__TASK INSTRUCTIONS__:
Go over the data and copy out each line with "JSON" in it.
(RECORDS PROVIDED)
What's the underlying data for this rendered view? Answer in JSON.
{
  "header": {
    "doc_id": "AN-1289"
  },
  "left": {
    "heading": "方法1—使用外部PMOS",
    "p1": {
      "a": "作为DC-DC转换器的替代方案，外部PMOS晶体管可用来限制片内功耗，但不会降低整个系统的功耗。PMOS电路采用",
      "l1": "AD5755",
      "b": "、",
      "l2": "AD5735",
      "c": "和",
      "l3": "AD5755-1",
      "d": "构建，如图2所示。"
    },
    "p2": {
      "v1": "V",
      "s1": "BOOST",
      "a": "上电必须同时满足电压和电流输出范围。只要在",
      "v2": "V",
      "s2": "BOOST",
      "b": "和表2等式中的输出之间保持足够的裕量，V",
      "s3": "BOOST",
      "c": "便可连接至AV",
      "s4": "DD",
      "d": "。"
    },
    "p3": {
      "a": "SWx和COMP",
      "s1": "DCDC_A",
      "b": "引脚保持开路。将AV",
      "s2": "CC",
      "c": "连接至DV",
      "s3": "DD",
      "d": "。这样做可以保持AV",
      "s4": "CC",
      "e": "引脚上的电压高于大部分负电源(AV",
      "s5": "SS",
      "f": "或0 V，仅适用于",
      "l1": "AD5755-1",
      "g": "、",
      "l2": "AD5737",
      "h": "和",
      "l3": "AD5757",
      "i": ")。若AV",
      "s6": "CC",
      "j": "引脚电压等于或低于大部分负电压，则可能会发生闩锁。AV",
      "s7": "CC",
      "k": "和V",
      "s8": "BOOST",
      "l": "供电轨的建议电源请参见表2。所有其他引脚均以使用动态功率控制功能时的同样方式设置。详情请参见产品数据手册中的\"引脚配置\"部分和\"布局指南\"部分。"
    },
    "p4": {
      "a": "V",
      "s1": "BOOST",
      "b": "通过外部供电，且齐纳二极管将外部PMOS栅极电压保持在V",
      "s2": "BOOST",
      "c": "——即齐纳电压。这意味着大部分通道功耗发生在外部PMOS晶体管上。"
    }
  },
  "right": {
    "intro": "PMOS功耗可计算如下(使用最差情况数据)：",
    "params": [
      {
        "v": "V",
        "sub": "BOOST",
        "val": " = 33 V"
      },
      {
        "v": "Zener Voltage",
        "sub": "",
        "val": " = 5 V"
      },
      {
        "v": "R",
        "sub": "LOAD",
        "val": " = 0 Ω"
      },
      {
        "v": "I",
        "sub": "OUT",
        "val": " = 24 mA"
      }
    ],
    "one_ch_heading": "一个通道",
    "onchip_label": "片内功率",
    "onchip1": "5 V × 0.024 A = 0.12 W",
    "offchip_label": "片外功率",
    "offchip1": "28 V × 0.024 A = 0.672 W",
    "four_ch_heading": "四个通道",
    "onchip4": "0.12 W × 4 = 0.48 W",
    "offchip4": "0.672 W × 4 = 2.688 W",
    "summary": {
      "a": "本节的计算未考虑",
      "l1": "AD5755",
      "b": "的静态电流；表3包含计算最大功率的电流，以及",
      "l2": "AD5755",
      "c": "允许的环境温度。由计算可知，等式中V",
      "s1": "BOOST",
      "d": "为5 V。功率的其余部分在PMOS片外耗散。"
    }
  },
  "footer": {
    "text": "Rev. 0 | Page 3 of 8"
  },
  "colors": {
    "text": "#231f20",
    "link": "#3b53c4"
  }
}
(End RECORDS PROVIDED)
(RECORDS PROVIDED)
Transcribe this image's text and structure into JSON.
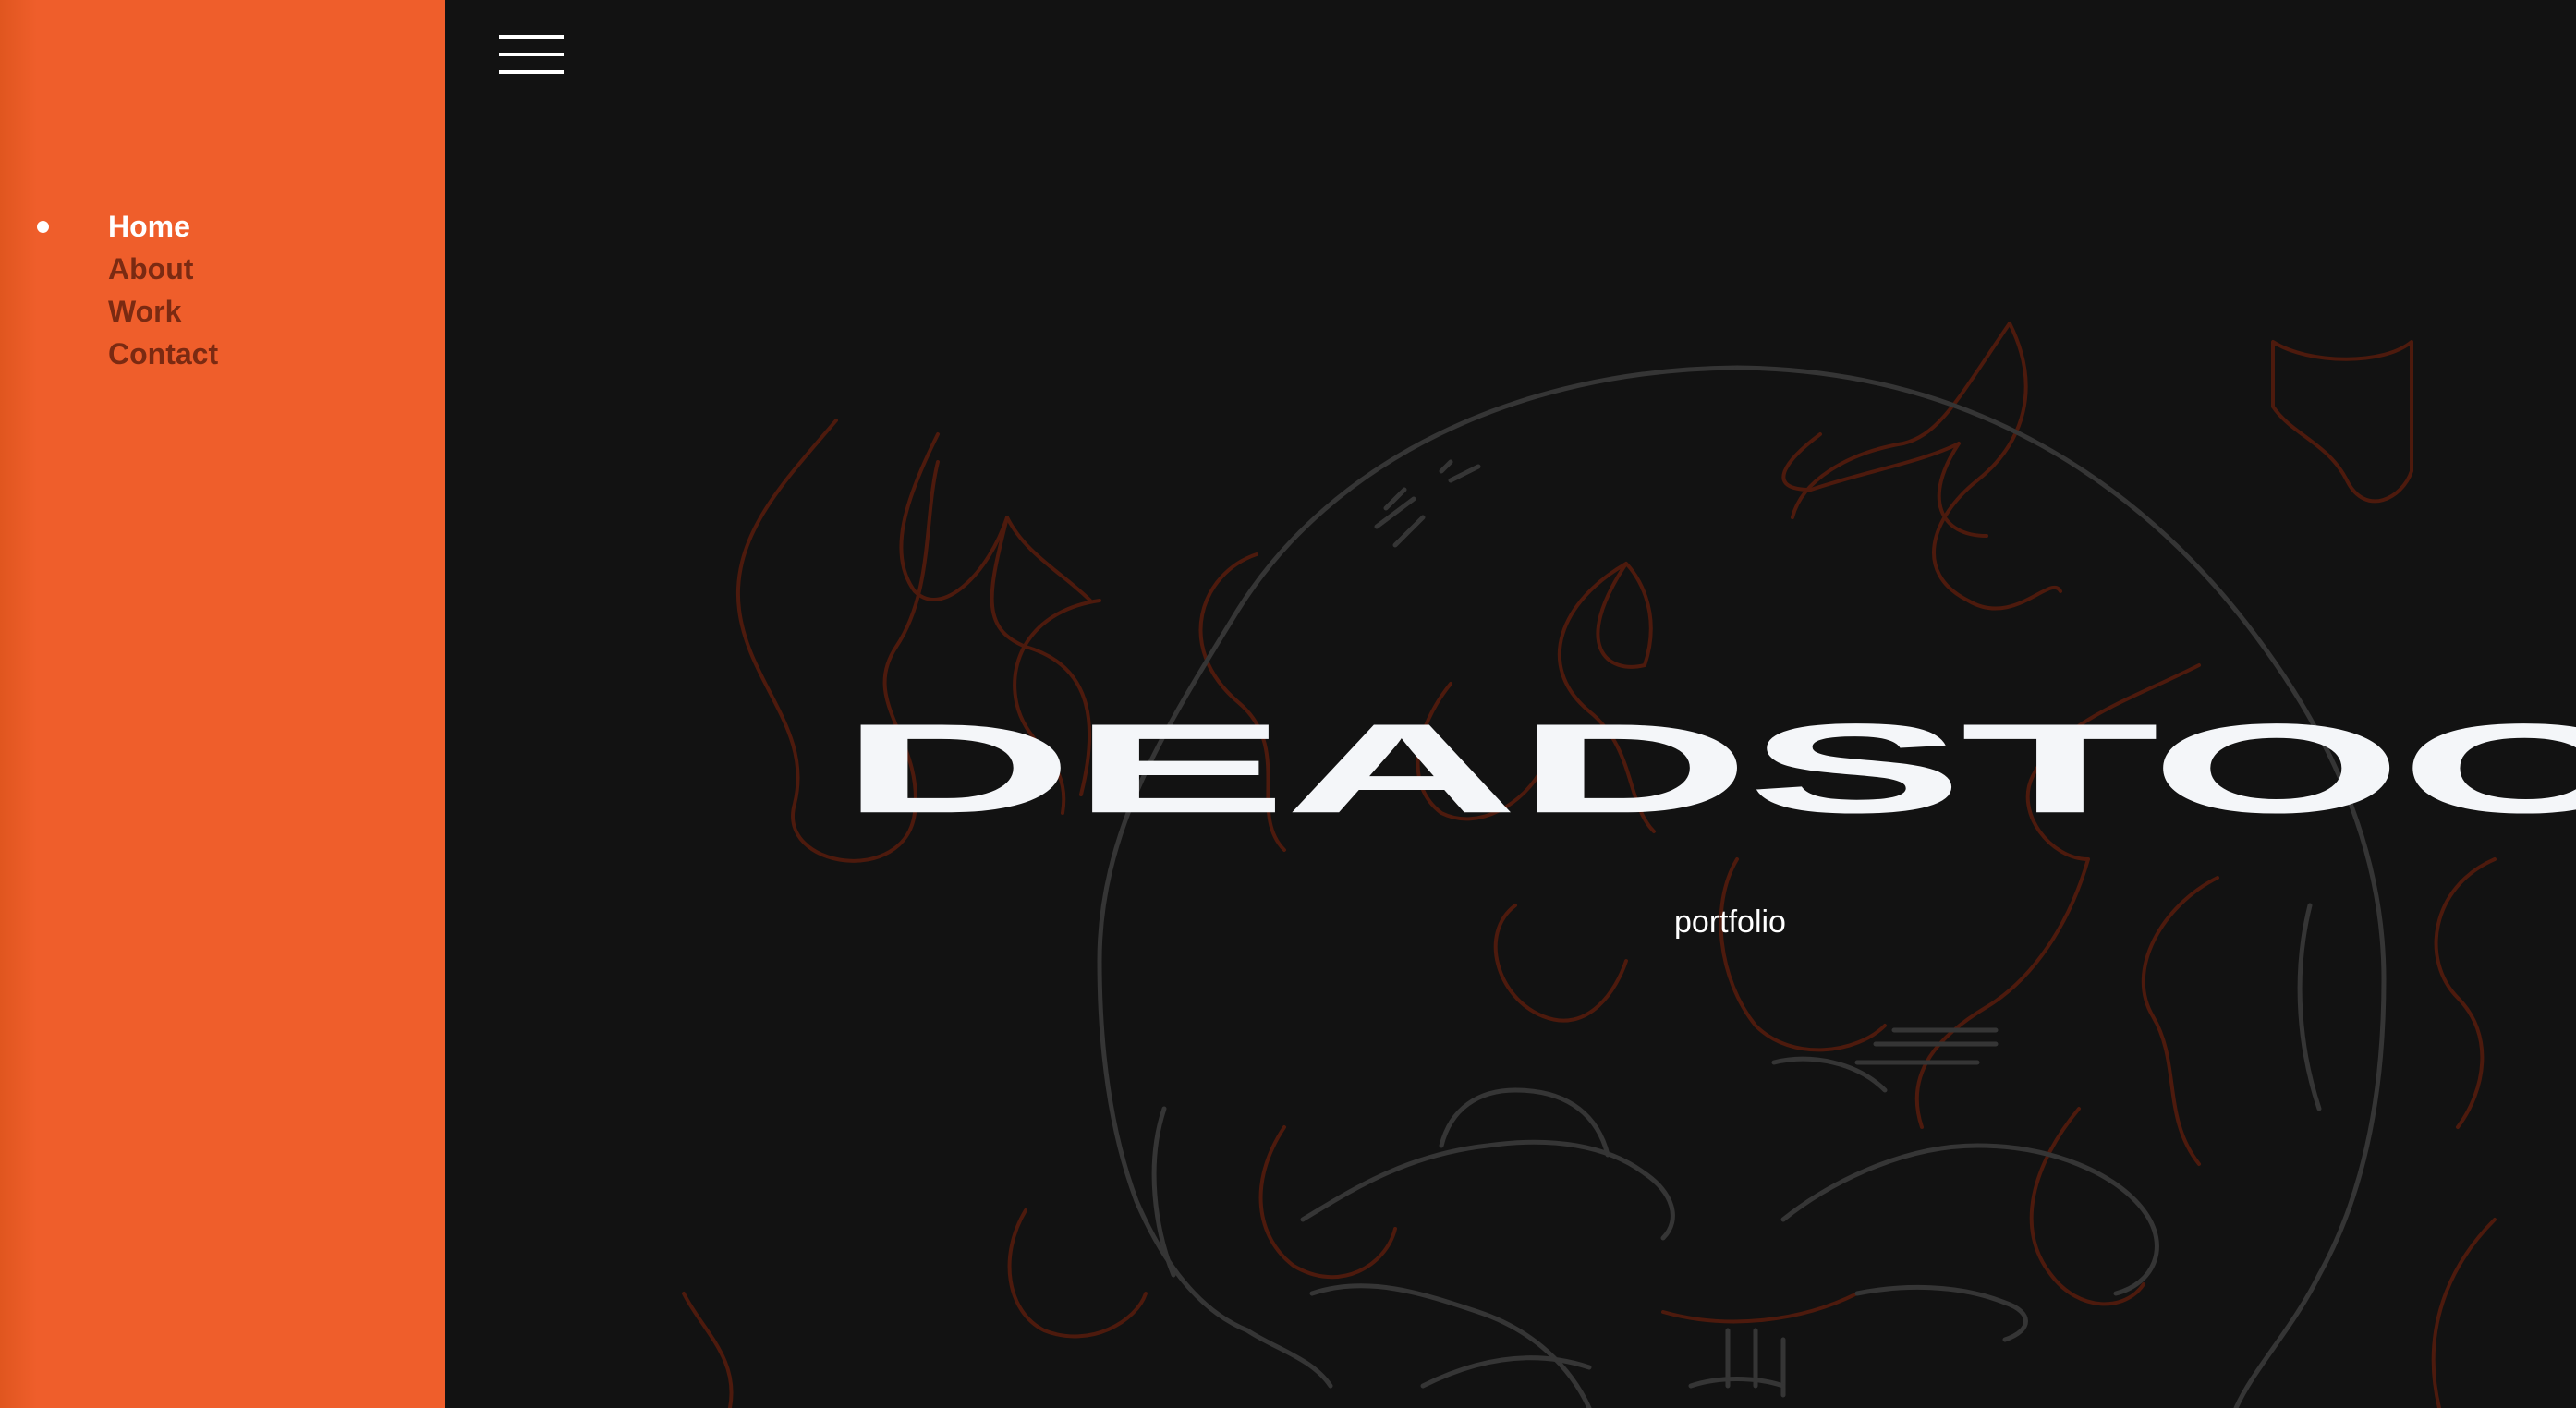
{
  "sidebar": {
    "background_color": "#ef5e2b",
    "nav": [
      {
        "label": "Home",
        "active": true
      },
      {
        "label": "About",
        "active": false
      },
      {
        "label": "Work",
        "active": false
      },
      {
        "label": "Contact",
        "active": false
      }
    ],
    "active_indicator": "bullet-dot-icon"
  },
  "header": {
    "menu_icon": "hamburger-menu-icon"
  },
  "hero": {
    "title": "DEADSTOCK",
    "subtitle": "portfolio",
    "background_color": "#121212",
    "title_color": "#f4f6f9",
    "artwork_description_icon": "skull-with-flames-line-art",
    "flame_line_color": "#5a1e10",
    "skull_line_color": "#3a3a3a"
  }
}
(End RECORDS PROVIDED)
__TASK ANSWER__:
What's the underlying data for this rendered view? Answer in JSON.
Transcribe this image's text and structure into JSON.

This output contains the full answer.